Problem to solve => Going through the entries below, count each line containing the word "JSON". Report the number only.

Excerpts from an interface dataset:
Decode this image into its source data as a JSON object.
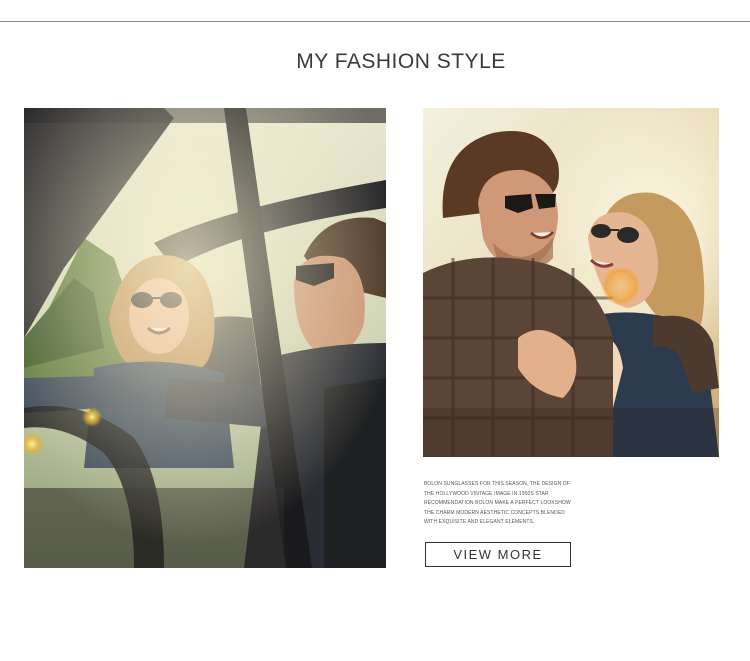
{
  "header": {
    "title": "MY FASHION STYLE"
  },
  "gallery": {
    "left_photo": {
      "subject": "couple-in-convertible-car-wearing-sunglasses"
    },
    "right_photo": {
      "subject": "couple-embracing-at-sunset-wearing-sunglasses"
    }
  },
  "promo": {
    "description": "BOLON SUNGLASSES FOR THIS SEASON, THE DESIGN OF THE HOLLYWOOD VINTAGE IMAGE IN 1950S STAR RECOMMENDATION BOLON MAKE A PERFECT LOOKSHOW THE CHARM MODERN AESTHETIC CONCEPTS BLENDED WITH EXQUISITE AND ELEGANT ELEMENTS.",
    "button_label": "VIEW MORE"
  },
  "colors": {
    "rule": "#8c8c8c",
    "text": "#333333",
    "background": "#ffffff"
  }
}
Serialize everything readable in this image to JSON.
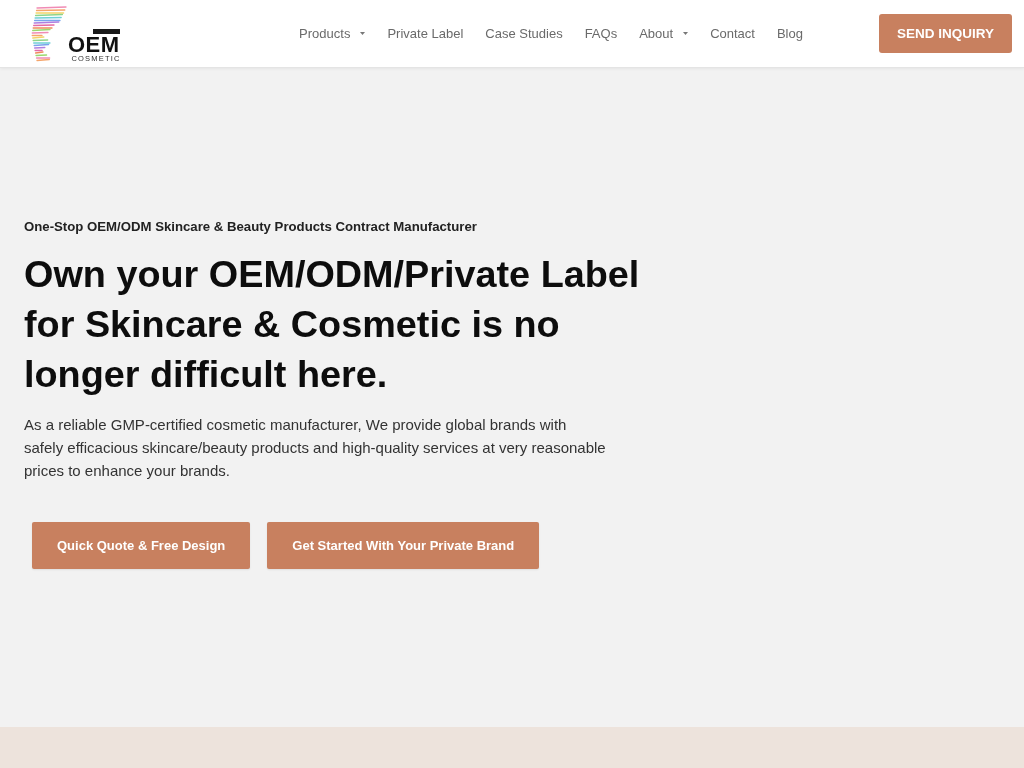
{
  "header": {
    "logo": {
      "wordmark": "OEM",
      "tagline": "COSMETIC"
    },
    "nav": [
      {
        "label": "Products",
        "has_dropdown": true
      },
      {
        "label": "Private Label",
        "has_dropdown": false
      },
      {
        "label": "Case Studies",
        "has_dropdown": false
      },
      {
        "label": "FAQs",
        "has_dropdown": false
      },
      {
        "label": "About",
        "has_dropdown": true
      },
      {
        "label": "Contact",
        "has_dropdown": false
      },
      {
        "label": "Blog",
        "has_dropdown": false
      }
    ],
    "cta": "SEND INQUIRY"
  },
  "hero": {
    "eyebrow": "One-Stop OEM/ODM Skincare & Beauty Products Contract Manufacturer",
    "heading": "Own your OEM/ODM/Private Label for Skincare & Cosmetic is no longer difficult here.",
    "description": "As a reliable GMP-certified cosmetic manufacturer, We provide global brands with safely efficacious skincare/beauty products and high-quality services at very reasonable prices to enhance your brands.",
    "buttons": [
      "Quick Quote & Free Design",
      "Get Started With Your Private Brand"
    ]
  }
}
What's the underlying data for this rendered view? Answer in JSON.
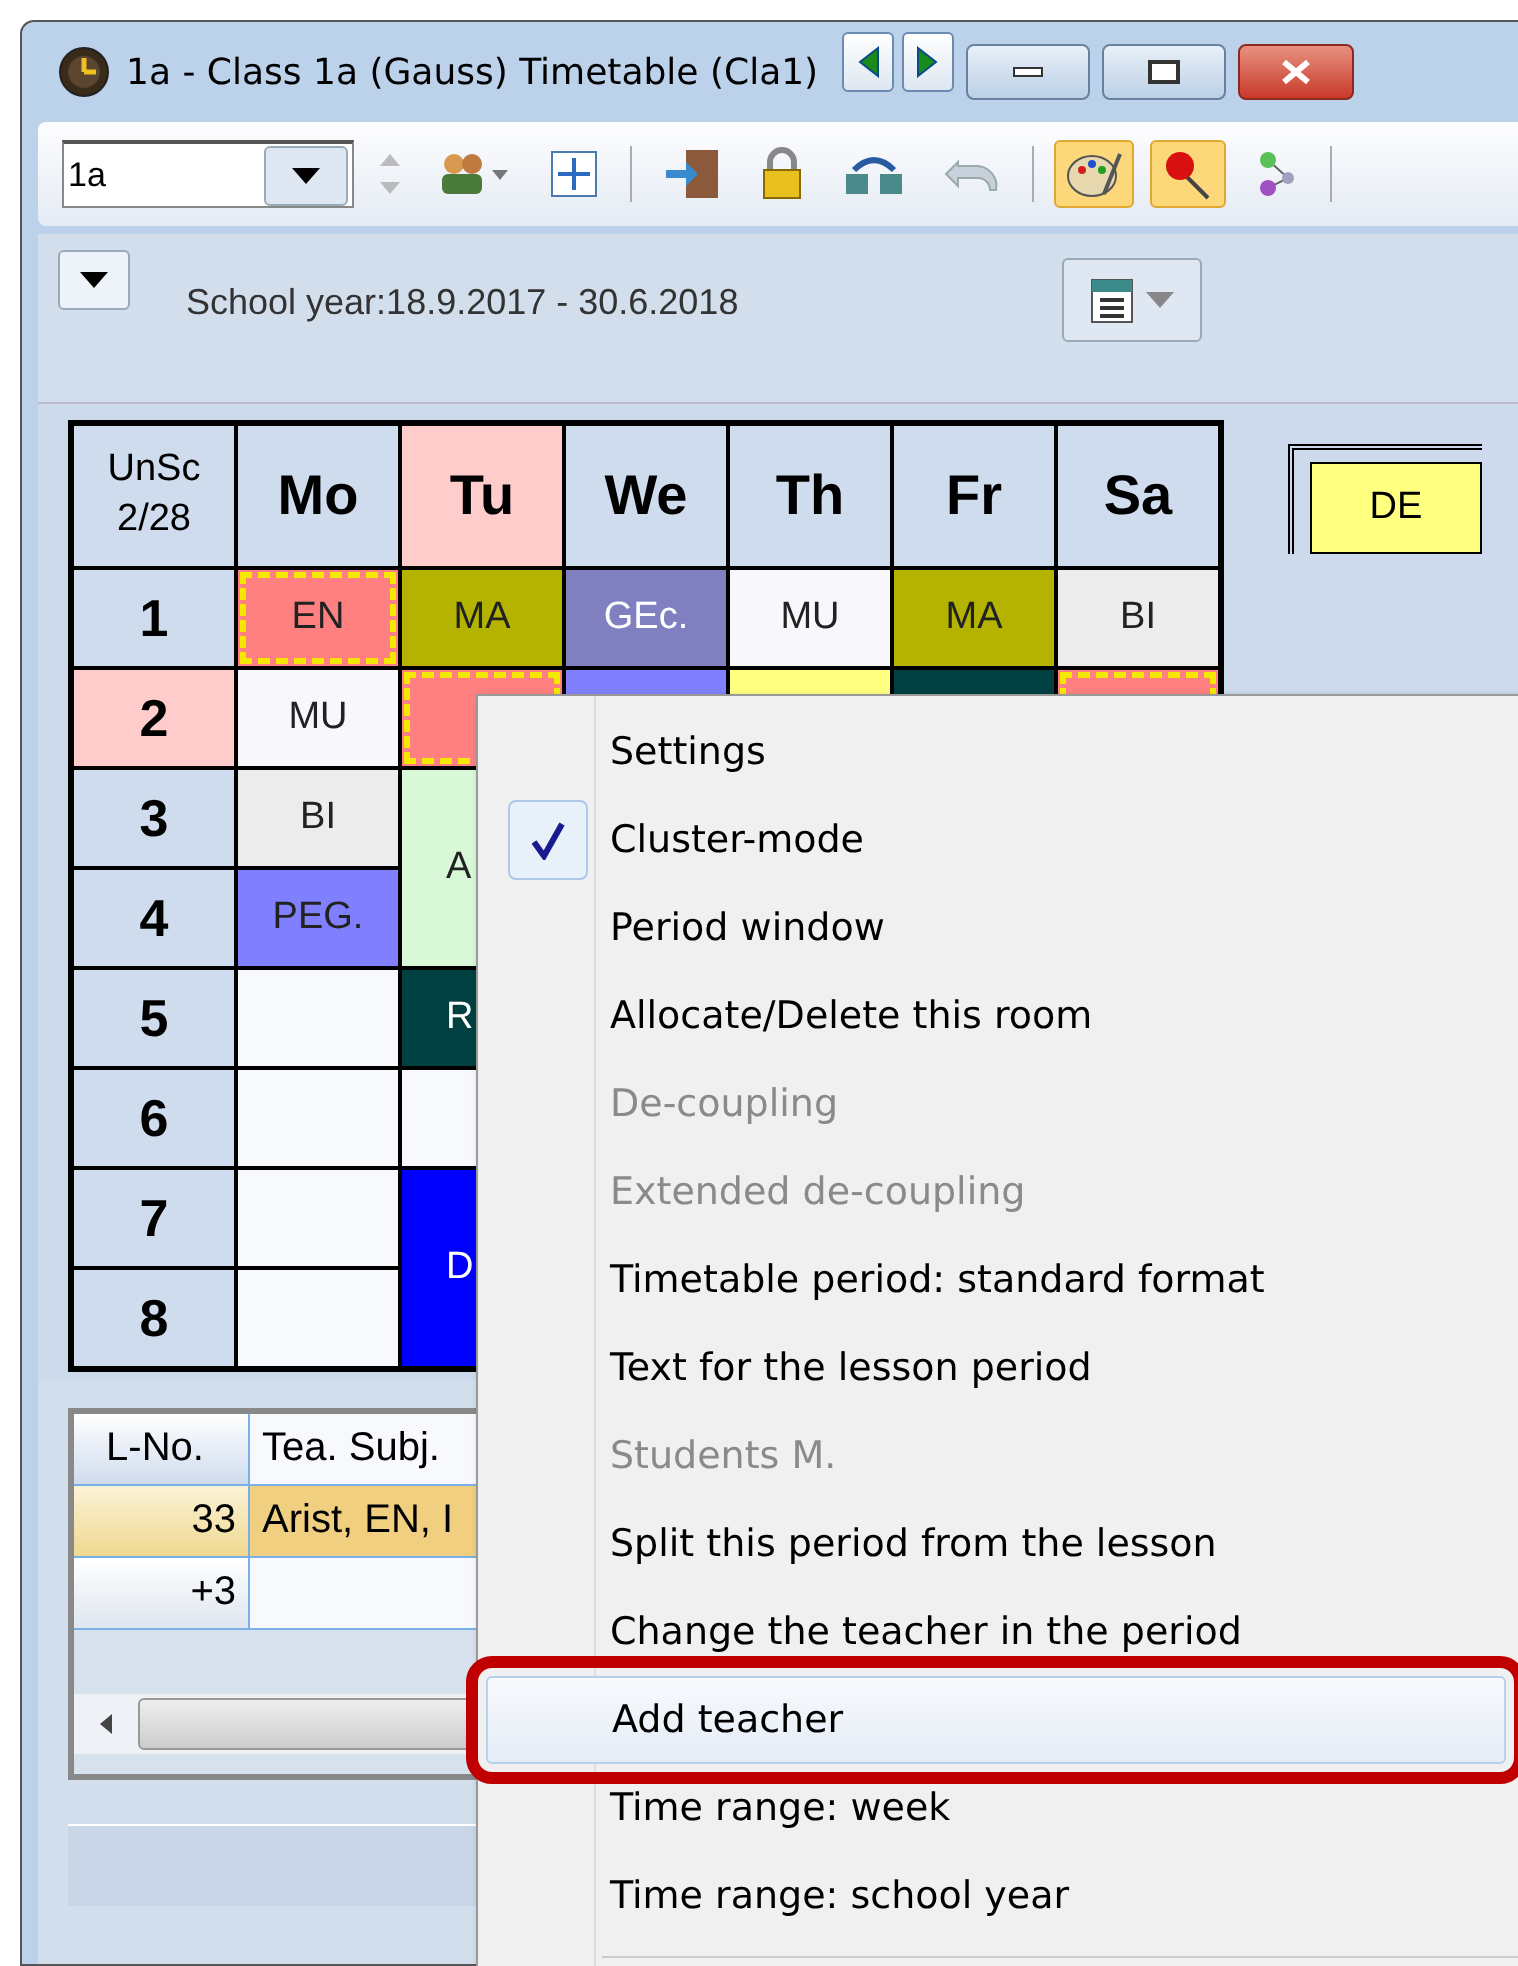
{
  "window": {
    "title": "1a - Class 1a (Gauss)  Timetable  (Cla1)"
  },
  "toolbar": {
    "class_field": {
      "value": "1a"
    },
    "tools": [
      {
        "kind": "people",
        "on": false
      },
      {
        "kind": "fit",
        "on": false
      },
      {
        "kind": "door",
        "on": false
      },
      {
        "kind": "lock",
        "on": false
      },
      {
        "kind": "swap",
        "on": false
      },
      {
        "kind": "undo",
        "on": false
      },
      {
        "kind": "palette",
        "on": true
      },
      {
        "kind": "pin",
        "on": true
      },
      {
        "kind": "nodes",
        "on": false
      }
    ]
  },
  "info_bar": {
    "text": "School year:18.9.2017 - 30.6.2018"
  },
  "timetable": {
    "corner": [
      "UnSc",
      "2/28"
    ],
    "periods": [
      {
        "label": "1",
        "selected": false
      },
      {
        "label": "2",
        "selected": true
      },
      {
        "label": "3",
        "selected": false
      },
      {
        "label": "4",
        "selected": false
      },
      {
        "label": "5",
        "selected": false
      },
      {
        "label": "6",
        "selected": false
      },
      {
        "label": "7",
        "selected": false
      },
      {
        "label": "8",
        "selected": false
      }
    ],
    "days": [
      {
        "label": "Mo",
        "selected": false,
        "cells": [
          {
            "kind": "single",
            "subject": "EN",
            "color": "#ff8080",
            "marked": true
          },
          {
            "kind": "single",
            "subject": "MU",
            "color": "#f8f8fc",
            "marked": false
          },
          {
            "kind": "single",
            "subject": "BI",
            "color": "#ececec",
            "marked": false
          },
          {
            "kind": "single",
            "subject": "PEG.",
            "color": "#8080ff",
            "marked": false
          },
          {
            "kind": "empty"
          },
          {
            "kind": "empty"
          },
          {
            "kind": "empty"
          },
          {
            "kind": "empty"
          }
        ]
      },
      {
        "label": "Tu",
        "selected": true,
        "cells": [
          {
            "kind": "single",
            "subject": "MA",
            "color": "#b4b400",
            "marked": false
          },
          {
            "kind": "single",
            "color": "#ff8080",
            "marked": true
          },
          {
            "kind": "double",
            "subject": "A",
            "cut": true,
            "color": "#d8f8d8",
            "marked": false
          },
          {
            "kind": "single",
            "subject": "R",
            "cut": true,
            "color": "#004040",
            "marked": false
          },
          {
            "kind": "empty"
          },
          {
            "kind": "double",
            "subject": "D",
            "cut": true,
            "color": "#0000ff",
            "marked": false
          }
        ]
      },
      {
        "label": "We",
        "selected": false,
        "cells": [
          {
            "kind": "single",
            "subject": "GEc.",
            "color": "#8080c0",
            "marked": false
          },
          {
            "kind": "single",
            "color": "#8080ff",
            "marked": false
          }
        ]
      },
      {
        "label": "Th",
        "selected": false,
        "cells": [
          {
            "kind": "single",
            "subject": "MU",
            "color": "#f8f8fc",
            "marked": false
          },
          {
            "kind": "single",
            "color": "#ffff80",
            "marked": false
          }
        ]
      },
      {
        "label": "Fr",
        "selected": false,
        "cells": [
          {
            "kind": "single",
            "subject": "MA",
            "color": "#b4b400",
            "marked": false
          },
          {
            "kind": "single",
            "color": "#004040",
            "marked": false
          }
        ]
      },
      {
        "label": "Sa",
        "selected": false,
        "cells": [
          {
            "kind": "single",
            "subject": "BI",
            "color": "#ececec",
            "marked": false
          },
          {
            "kind": "single",
            "color": "#ff8080",
            "marked": true
          }
        ]
      }
    ],
    "unscheduled": [
      {
        "subject": "DE",
        "color": "#ffff80"
      }
    ]
  },
  "lesson_table": {
    "columns": [
      "L-No.",
      "Tea. Subj."
    ],
    "rows": [
      {
        "l_no": "33",
        "tea_subj": "Arist, EN, I",
        "selected": true
      },
      {
        "l_no": "+3",
        "selected": false
      }
    ]
  },
  "context_menu": {
    "items": [
      {
        "label": "Settings",
        "checked": false,
        "disabled": false,
        "selected": false
      },
      {
        "label": "Cluster-mode",
        "checked": true,
        "disabled": false,
        "selected": false
      },
      {
        "label": "Period window",
        "checked": false,
        "disabled": false,
        "selected": false
      },
      {
        "label": "Allocate/Delete this room",
        "checked": false,
        "disabled": false,
        "selected": false
      },
      {
        "label": "De-coupling",
        "checked": false,
        "disabled": true,
        "selected": false
      },
      {
        "label": "Extended de-coupling",
        "checked": false,
        "disabled": true,
        "selected": false
      },
      {
        "label": "Timetable period: standard format",
        "checked": false,
        "disabled": false,
        "selected": false
      },
      {
        "label": "Text for the lesson period",
        "checked": false,
        "disabled": false,
        "selected": false
      },
      {
        "label": "Students M.",
        "checked": false,
        "disabled": true,
        "selected": false
      },
      {
        "label": "Split this period from the lesson",
        "checked": false,
        "disabled": false,
        "selected": false
      },
      {
        "label": "Change the teacher in the period",
        "checked": false,
        "disabled": false,
        "selected": false
      },
      {
        "label": "Add teacher",
        "checked": false,
        "disabled": false,
        "selected": true
      },
      {
        "label": "Time range: week",
        "checked": false,
        "disabled": false,
        "selected": false
      },
      {
        "label": "Time range: school year",
        "checked": false,
        "disabled": false,
        "selected": false
      }
    ]
  }
}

Your response => 3